Side effects during/soon after treatment (Early or ‘acute’ side effects)
Acute side effects usually set in after the first few treatments and settle weeks after the treatment course.
General – Fatigue is common for most patients receiving radiation therapy. The severity of fatigue is variable between patients. Many patients return to a normal level of activity within a few weeks after the completion of radiation therapy.
Local – Nausea with or without vomiting is uncommon but can occur as the small bowel is sensitive to radiation therapy. The small bowel surrounds the liver, and a small dose of radiation therapy can trigger nausea in some patients.
Chest wall pain is uncommon but can occur if the chest wall receives a sufficient dose of radiation therapy.
Some patients may experience swelling of the abdomen from fluid build-up inside the abdomen.
What can help reduce side effects?
Resting can help with fatigue, and most other side effects can be alleviated with oral medications.
Side effects well after treatment (Long-term or ‘late’ side effects)
Late side effects develop few months or years after the treatment course, but they are uncommon.
Local – Liver SBRT may weaken parts of the ribs and can cause chest wall pain and, on rare occasions, rib fractures. Although extremely uncommon, liver SBRT can cause stomach or duodenal ulcer and bleeding.
Within three months following SBRT, the liver may become enlarged, the abdomen can swell from fluid build-up, and blood tests may show a worsening in liver function. This condition is called radiation-induced liver disease (RILD), and the risk of developing this problem is less than 5 in 100.
There is a slightly higher risk of developing “nonclassic RILD,” which includes the reactivation of viral hepatitis, and blood tests showing a worsening liver function. For liver cancers located in the centre of the liver, there is a very small risk of developing narrow bile ducts.
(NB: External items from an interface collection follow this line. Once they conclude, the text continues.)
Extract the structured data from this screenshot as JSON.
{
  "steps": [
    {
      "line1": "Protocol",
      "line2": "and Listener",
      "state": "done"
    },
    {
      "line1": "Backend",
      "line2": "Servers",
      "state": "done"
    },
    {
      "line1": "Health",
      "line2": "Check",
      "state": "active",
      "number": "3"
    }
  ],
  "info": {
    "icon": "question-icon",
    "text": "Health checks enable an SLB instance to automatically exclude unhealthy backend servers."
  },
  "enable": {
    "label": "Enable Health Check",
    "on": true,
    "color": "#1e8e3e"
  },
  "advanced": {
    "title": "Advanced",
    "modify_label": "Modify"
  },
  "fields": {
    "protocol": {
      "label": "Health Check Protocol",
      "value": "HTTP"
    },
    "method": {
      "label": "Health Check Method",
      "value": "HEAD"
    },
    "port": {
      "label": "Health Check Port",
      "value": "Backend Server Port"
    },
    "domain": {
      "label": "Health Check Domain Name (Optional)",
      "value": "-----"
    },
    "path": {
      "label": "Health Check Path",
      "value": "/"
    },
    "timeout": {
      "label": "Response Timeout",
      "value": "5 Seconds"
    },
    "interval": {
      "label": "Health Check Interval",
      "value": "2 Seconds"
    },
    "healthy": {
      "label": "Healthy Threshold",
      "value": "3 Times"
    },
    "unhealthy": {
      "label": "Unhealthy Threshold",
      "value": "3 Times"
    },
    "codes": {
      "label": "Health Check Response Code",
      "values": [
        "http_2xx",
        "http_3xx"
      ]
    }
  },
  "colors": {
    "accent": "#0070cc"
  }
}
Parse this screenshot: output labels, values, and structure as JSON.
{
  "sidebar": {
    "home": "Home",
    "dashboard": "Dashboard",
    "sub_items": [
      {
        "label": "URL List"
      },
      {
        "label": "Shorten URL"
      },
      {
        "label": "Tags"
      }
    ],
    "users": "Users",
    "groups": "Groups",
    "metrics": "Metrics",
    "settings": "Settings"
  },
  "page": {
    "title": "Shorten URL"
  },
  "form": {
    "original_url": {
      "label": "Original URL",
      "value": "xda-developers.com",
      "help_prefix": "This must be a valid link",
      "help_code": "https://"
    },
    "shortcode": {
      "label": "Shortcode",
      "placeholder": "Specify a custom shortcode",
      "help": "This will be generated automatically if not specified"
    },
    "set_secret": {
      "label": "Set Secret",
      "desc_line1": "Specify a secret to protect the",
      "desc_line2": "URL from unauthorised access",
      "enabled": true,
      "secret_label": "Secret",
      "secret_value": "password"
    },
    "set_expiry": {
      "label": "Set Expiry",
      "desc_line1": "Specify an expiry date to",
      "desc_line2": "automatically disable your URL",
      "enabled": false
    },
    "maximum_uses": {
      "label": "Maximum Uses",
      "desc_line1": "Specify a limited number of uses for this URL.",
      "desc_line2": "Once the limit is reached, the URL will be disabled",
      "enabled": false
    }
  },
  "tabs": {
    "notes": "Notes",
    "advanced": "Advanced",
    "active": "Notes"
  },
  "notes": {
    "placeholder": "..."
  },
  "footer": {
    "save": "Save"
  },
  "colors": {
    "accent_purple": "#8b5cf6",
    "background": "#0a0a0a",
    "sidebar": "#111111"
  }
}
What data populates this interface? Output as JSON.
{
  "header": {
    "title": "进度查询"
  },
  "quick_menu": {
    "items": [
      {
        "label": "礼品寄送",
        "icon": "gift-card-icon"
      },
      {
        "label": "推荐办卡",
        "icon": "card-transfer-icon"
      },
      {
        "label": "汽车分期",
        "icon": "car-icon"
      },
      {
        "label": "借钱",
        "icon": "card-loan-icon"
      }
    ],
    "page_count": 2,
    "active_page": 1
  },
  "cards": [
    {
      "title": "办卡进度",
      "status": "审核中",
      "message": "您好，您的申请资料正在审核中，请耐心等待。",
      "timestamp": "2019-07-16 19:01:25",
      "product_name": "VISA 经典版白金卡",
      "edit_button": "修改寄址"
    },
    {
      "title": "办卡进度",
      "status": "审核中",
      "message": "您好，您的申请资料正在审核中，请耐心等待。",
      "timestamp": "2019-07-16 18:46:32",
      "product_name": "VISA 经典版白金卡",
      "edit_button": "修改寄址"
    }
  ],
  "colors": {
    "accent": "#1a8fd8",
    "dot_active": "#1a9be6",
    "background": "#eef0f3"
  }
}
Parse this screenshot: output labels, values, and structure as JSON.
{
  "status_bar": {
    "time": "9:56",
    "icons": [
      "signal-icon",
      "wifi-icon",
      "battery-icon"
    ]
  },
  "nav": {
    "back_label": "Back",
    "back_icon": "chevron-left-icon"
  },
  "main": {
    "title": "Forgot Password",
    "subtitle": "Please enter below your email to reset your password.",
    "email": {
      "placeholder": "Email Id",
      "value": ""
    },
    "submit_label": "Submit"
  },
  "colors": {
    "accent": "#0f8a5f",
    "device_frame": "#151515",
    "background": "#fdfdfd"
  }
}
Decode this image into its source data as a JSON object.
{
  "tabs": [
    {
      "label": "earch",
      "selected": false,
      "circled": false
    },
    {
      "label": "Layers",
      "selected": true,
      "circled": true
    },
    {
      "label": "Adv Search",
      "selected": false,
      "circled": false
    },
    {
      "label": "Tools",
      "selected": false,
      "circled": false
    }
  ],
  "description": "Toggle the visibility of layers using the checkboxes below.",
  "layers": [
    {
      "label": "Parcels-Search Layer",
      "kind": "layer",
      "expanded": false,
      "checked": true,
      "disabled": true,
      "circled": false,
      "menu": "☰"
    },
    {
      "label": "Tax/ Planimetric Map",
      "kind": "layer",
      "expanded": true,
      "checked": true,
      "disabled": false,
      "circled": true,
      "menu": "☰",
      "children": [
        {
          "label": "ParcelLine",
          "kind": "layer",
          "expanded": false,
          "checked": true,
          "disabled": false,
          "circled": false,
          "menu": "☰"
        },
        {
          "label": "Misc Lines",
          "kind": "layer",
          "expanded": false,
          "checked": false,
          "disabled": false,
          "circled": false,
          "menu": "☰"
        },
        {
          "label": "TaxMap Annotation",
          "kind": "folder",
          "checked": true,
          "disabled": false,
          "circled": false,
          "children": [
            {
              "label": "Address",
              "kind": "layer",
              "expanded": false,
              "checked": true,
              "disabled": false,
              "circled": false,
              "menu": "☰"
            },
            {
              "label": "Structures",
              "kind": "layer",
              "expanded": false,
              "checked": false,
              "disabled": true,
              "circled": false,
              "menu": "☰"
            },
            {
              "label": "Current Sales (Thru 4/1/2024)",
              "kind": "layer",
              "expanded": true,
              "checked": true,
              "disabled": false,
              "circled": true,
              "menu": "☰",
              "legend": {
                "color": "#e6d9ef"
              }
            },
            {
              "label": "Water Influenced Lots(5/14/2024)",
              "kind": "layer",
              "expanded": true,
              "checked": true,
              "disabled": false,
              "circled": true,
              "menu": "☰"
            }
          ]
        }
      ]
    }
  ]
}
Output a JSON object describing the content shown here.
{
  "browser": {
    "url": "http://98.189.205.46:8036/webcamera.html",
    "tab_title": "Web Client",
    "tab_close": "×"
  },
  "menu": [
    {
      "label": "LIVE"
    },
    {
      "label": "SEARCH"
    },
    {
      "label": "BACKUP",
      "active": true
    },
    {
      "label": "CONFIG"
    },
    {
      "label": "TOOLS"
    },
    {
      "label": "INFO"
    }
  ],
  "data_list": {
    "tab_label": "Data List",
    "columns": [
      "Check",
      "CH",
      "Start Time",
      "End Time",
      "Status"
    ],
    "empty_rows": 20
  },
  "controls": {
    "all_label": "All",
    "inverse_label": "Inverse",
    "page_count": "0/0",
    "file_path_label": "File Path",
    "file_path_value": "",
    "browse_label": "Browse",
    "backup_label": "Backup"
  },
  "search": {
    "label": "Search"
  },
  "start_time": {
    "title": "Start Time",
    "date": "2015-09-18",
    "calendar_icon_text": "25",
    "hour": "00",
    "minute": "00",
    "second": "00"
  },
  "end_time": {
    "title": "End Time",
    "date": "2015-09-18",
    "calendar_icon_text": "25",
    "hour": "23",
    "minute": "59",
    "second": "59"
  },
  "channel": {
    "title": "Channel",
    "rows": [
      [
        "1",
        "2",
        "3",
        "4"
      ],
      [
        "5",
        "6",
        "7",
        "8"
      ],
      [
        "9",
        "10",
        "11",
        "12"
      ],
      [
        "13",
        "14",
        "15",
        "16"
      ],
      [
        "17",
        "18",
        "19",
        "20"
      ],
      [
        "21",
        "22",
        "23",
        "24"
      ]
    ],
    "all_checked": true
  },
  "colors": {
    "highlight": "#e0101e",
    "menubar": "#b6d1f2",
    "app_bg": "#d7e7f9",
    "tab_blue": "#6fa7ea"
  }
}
What can be done to treat late side effects?
Patients treated with liver SBRT will have regular follow-up appointments. At each appointment, a liver specialist and or radiation oncologist will request a blood test to evaluate the liver health. It is routine for patients to have regular scans (MRI and or CT) to assess treatment response, and also to look for new suspicious masses within the liver. If you develop any worrying symptoms described above, please do not hesitate to contact your medical team.